Qandah, Issa S., del Río Mendoza, L. E.
Canadian journal of plant pathology 2011 v.33 no.2 pp. 159-167
Sclerotinia sclerotiorum, air temperature, ascospores, canola, canopy, flowering, relative humidity, samplers, soil temperature, soil water, temporal variation, North Dakota

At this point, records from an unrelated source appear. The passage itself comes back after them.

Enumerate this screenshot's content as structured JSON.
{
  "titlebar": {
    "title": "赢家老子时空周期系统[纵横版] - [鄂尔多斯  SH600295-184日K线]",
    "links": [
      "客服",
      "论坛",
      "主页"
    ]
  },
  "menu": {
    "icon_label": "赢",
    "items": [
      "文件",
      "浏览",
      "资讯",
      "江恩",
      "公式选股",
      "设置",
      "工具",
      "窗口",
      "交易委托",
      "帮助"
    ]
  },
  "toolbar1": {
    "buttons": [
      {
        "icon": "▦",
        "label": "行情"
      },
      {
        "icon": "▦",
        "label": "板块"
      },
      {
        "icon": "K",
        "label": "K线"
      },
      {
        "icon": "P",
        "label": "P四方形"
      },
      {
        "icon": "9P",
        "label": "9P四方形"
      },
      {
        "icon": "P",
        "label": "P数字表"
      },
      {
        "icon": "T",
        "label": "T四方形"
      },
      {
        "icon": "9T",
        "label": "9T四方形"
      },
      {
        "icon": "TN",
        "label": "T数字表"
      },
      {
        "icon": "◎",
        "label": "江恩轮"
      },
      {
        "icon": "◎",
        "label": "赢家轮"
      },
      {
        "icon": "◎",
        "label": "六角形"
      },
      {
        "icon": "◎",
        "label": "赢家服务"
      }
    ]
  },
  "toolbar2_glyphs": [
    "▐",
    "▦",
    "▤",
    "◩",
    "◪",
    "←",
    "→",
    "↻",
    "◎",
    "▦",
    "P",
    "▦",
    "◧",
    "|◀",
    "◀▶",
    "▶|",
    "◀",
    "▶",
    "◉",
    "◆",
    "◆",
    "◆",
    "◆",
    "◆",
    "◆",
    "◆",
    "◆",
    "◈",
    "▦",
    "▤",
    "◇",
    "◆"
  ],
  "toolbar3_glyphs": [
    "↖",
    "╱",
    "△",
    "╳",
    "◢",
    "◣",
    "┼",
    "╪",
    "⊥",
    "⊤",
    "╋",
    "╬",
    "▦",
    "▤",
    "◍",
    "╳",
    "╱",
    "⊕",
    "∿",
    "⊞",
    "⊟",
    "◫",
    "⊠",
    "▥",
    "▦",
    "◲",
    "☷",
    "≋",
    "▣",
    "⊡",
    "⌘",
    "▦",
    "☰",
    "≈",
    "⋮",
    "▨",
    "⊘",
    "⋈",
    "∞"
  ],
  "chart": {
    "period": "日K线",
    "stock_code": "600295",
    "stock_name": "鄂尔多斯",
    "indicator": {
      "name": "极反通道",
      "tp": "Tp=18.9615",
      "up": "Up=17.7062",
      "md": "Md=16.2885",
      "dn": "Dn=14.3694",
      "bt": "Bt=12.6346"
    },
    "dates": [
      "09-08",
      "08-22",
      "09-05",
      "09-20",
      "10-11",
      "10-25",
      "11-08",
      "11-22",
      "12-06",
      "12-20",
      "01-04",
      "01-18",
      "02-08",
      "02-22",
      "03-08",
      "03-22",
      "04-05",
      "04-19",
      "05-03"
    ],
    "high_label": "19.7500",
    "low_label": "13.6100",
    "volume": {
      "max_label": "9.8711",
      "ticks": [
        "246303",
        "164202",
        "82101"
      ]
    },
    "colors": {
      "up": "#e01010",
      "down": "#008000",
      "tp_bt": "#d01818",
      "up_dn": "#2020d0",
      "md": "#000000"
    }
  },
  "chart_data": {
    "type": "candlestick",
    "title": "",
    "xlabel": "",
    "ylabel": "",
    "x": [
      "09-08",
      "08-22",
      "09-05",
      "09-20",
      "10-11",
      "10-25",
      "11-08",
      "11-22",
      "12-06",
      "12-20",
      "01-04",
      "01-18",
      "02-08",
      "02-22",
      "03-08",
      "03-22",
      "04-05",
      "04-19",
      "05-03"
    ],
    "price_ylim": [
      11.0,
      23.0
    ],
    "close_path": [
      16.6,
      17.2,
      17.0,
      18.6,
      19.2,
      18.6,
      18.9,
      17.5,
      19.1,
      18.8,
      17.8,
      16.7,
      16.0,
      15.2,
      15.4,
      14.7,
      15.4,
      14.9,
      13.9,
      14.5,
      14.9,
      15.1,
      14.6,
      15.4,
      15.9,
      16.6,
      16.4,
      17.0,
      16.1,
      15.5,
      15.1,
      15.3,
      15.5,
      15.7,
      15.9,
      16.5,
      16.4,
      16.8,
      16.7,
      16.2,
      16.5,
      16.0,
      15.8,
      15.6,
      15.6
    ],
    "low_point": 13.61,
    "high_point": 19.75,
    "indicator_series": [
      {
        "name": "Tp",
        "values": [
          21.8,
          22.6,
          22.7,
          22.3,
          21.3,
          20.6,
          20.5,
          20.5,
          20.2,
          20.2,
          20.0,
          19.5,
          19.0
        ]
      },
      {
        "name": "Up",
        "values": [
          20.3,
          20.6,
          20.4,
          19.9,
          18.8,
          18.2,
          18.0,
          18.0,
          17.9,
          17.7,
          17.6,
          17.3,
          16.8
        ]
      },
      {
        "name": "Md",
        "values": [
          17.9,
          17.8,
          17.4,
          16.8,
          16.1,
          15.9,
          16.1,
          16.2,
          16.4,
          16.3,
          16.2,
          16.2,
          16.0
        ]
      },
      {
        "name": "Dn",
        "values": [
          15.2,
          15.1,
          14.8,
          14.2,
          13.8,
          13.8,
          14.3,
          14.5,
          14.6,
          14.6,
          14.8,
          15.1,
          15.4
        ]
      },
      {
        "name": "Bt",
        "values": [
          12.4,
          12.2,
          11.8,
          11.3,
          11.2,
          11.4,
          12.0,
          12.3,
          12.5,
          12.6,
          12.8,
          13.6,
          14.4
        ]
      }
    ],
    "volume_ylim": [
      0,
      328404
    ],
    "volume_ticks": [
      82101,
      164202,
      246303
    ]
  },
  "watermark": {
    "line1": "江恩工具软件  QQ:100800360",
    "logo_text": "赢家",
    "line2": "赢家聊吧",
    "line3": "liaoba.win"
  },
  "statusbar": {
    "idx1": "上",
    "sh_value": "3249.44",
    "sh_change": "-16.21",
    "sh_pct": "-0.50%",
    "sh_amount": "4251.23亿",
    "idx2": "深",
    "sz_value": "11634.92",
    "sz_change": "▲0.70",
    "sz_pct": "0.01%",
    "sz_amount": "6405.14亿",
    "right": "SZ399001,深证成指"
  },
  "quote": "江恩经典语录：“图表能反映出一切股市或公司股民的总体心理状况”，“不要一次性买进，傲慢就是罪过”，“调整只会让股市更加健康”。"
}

The temporal patterns of Sclerotinia sclerotiorum ascospore dispersal in canola fields were studied at two North Dakota locations between 2005 and 2007. Seven-day volumetric spore samplers were used to monitor airborne ascospore populations while electronic data loggers recorded hourly information on air temperature, relative humidity, soil moisture and soil temperature under the canola canopy. Ascospore dispersal occurred during single periods that lasted 4 to 6 hours. In 2005 and 2007, most ascospores were collected between 10 am and 1 pm; however, in 2006, a drier than normal year, most were collected between 2 am and 7 am. In 2005 and 2007, the first sharp increase in ascospore dispersal was preceded by a 10-unit drop in relative humidity from close to saturation, and an increase in air temperature of 5 °C. In 2006, however, no significant changes in relative humidity, which remained around 90%, or air temperature, which hovered around 15 °C, were recorded prior to the start of the discharges. These nighttime discharges lasted 2 hours longer than daytime discharges. Daily discharges, daytime and nighttime, started when relative humidity was ≥ 90% and air temperature was around 15–16 °C. Multiple peak-days, days with mean ≥ 20 ascospores m⁻³, were recorded in 2005 and 2007, but none were recorded in 2006. Peak-days were associated with preceding periods of seven consecutive days with mean relative humidity ≥ 85% in the canola canopy.